Material shown Block Start
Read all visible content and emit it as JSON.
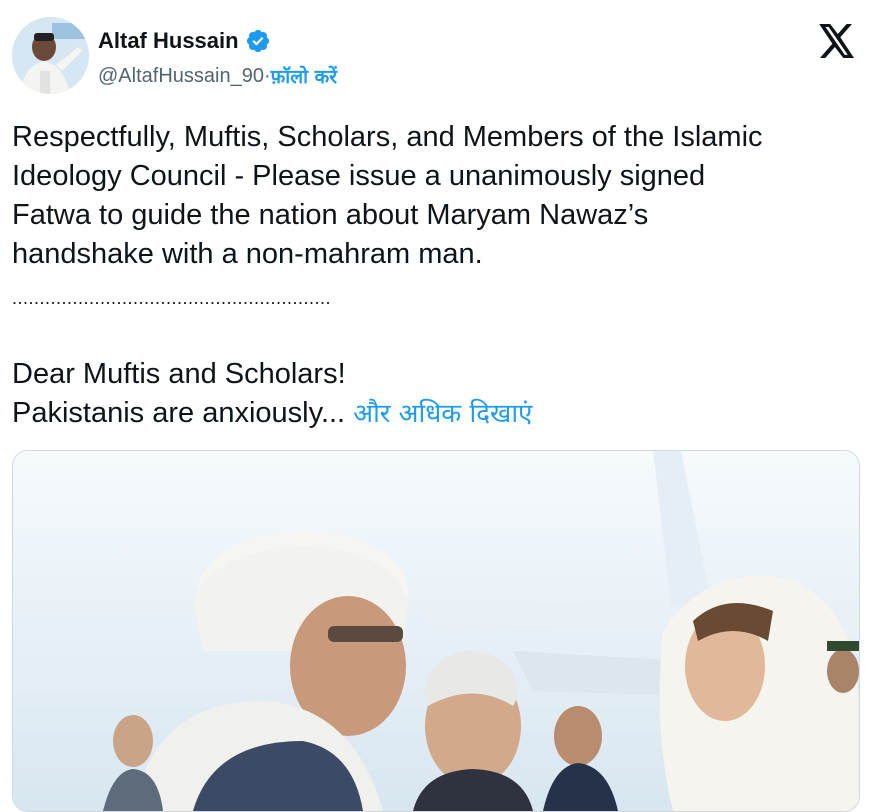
{
  "tweet": {
    "author": {
      "name": "Altaf Hussain",
      "handle": "@AltafHussain_90",
      "separator": " · ",
      "follow_label": "फ़ॉलो करें"
    },
    "text_lines": [
      "Respectfully, Muftis, Scholars, and Members of the Islamic",
      "Ideology Council - Please issue a unanimously signed",
      "Fatwa to guide the nation about Maryam Nawaz’s",
      "handshake with a non-mahram man."
    ],
    "divider": "..........................................................",
    "text2_line1": "Dear Muftis and Scholars!",
    "text2_line2": "Pakistanis are anxiously...",
    "show_more_label": "और अधिक दिखाएं"
  },
  "icons": {
    "verified": "verified-badge-icon",
    "x_logo": "x-logo-icon"
  },
  "colors": {
    "link": "#1d9bf0",
    "text": "#0f1419",
    "secondary": "#536471"
  }
}
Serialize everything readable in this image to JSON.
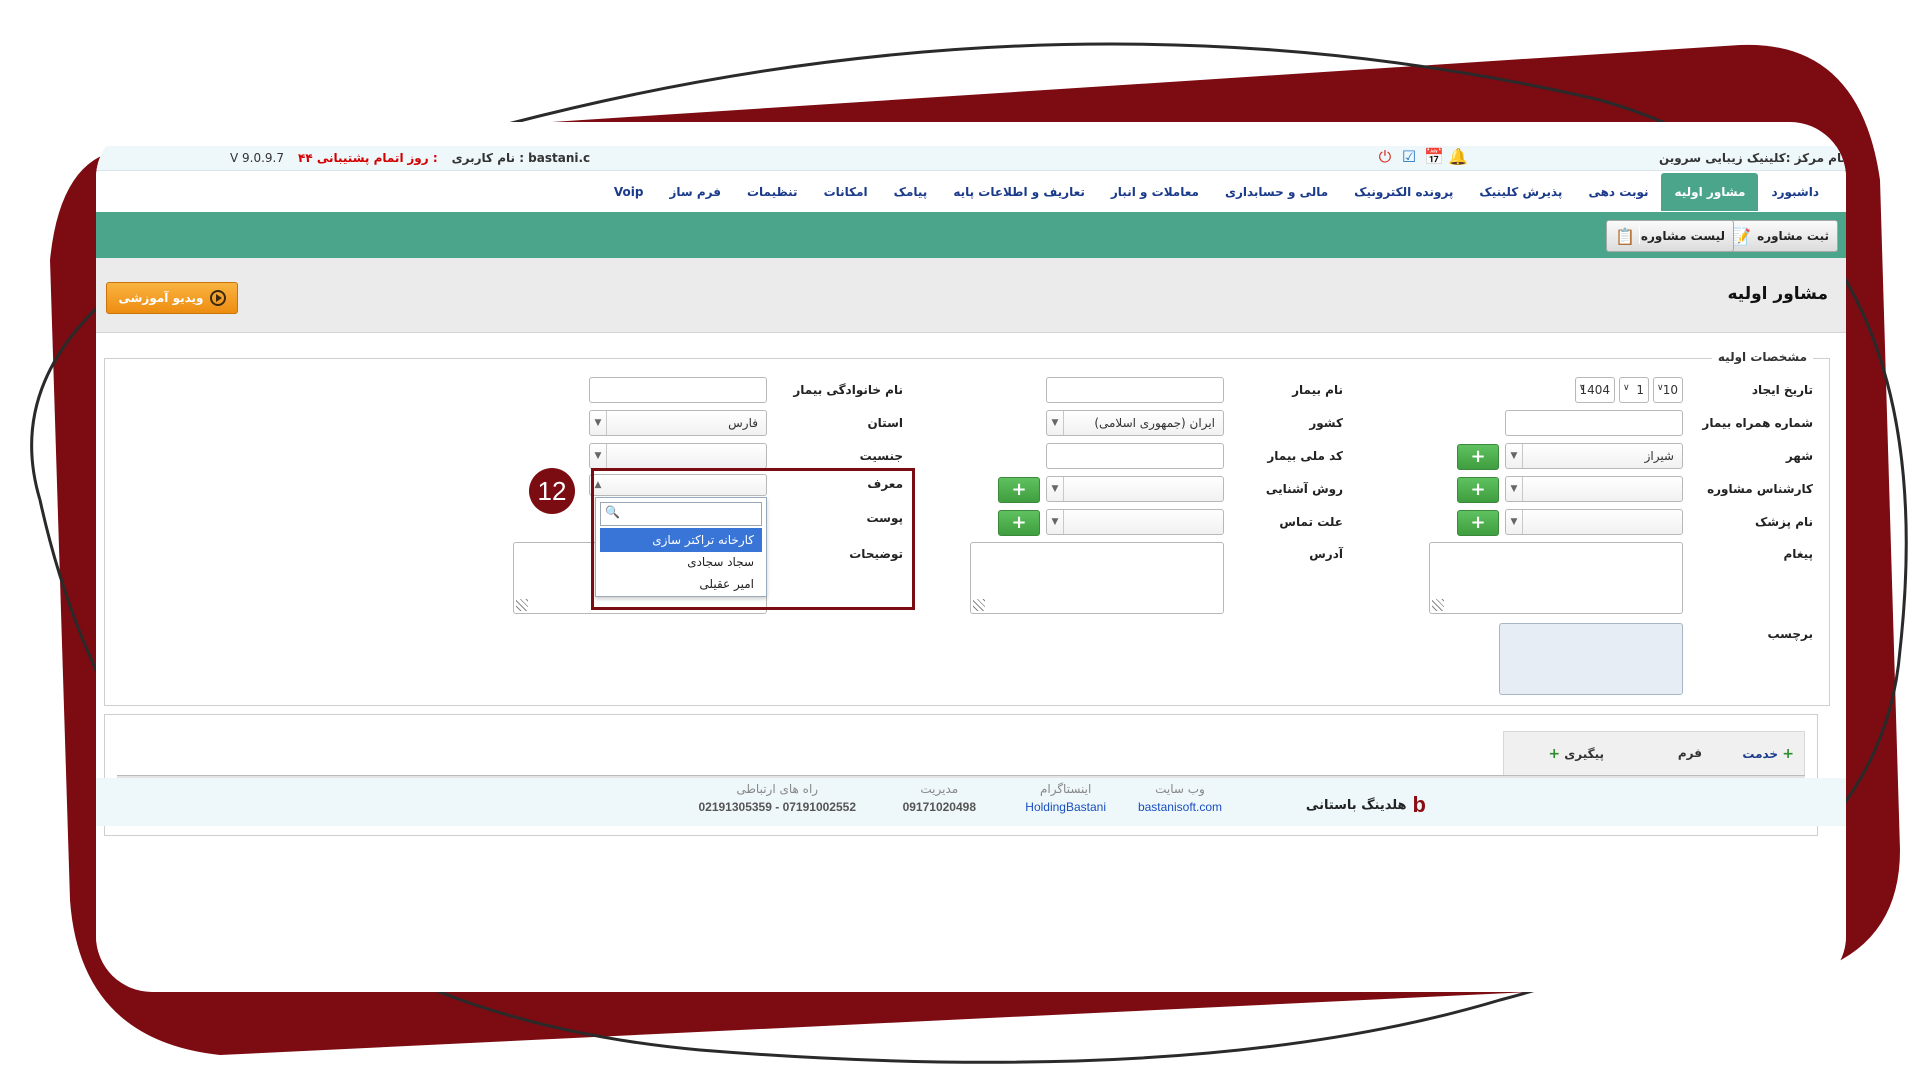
{
  "topbar": {
    "center_name": "نام مرکز :کلینیک زیبایی سروین",
    "version": "V 9.0.9.7",
    "support_label": "اتمام پشتیبانی :",
    "support_days": "۴۴ روز",
    "username": "نام کاربری : bastani.c"
  },
  "icons": {
    "power": "power-icon",
    "calendar_check": "calendar-check-icon",
    "calendar": "calendar-icon",
    "bell": "bell-icon"
  },
  "menu": [
    "داشبورد",
    "مشاور اولیه",
    "نوبت دهی",
    "پذیرش کلینیک",
    "پرونده الکترونیک",
    "مالی و حسابداری",
    "معاملات و انبار",
    "تعاریف و اطلاعات پایه",
    "پیامک",
    "امکانات",
    "تنظیمات",
    "فرم ساز",
    "Voip"
  ],
  "toolbar": {
    "register": "ثبت مشاوره",
    "list": "لیست مشاوره"
  },
  "page": {
    "title": "مشاور اولیه",
    "video_button": "ویدیو آموزشی",
    "legend": "مشخصات اولیه"
  },
  "form": {
    "created_date_label": "تاریخ ایجاد",
    "date": {
      "day": "10",
      "month": "1",
      "year": "1404"
    },
    "patient_name_label": "نام بیمار",
    "patient_family_label": "نام خانوادگی بیمار",
    "companion_phone_label": "شماره همراه بیمار",
    "country_label": "کشور",
    "country_value": "ایران (جمهوری اسلامی)",
    "province_label": "استان",
    "province_value": "فارس",
    "city_label": "شهر",
    "city_value": "شیراز",
    "national_code_label": "کد ملی بیمار",
    "gender_label": "جنسیت",
    "consultant_label": "کارشناس مشاوره",
    "acquaintance_label": "روش آشنایی",
    "referrer_label": "معرف",
    "doctor_label": "نام پزشک",
    "contact_reason_label": "علت تماس",
    "skin_label": "پوست",
    "message_label": "پیغام",
    "address_label": "آدرس",
    "notes_label": "توضیحات",
    "tag_label": "برچسب",
    "plus": "+"
  },
  "referrer_dropdown": {
    "search_value": "",
    "options": [
      "کارخانه تراکتر سازی",
      "سجاد سجادی",
      "امیر عقیلی"
    ],
    "selected_index": 0
  },
  "step_badge": "12",
  "tabs": {
    "service": "خدمت",
    "form": "فرم",
    "followup": "پیگیری"
  },
  "footer": {
    "brand": "هلدینگ باستانی",
    "website_cap": "وب سایت",
    "website": "bastanisoft.com",
    "instagram_cap": "اینستاگرام",
    "instagram": "HoldingBastani",
    "manager_cap": "مدیریت",
    "manager": "09171020498",
    "contacts_cap": "راه های ارتباطی",
    "contacts": "07191002552 - 02191305359"
  },
  "colors": {
    "accent_green": "#4aa58b",
    "frame_red": "#7a0c12",
    "menu_text": "#1a3a8a"
  }
}
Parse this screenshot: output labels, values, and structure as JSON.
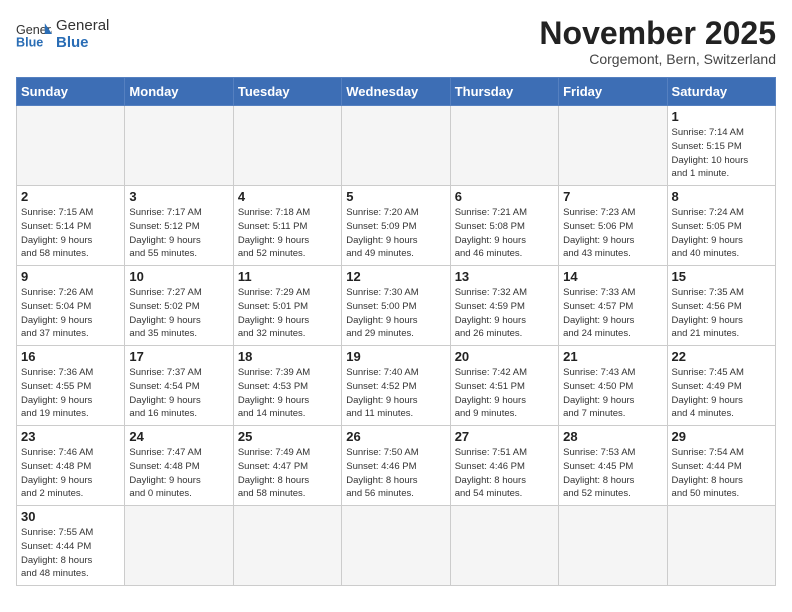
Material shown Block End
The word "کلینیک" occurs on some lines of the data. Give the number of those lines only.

2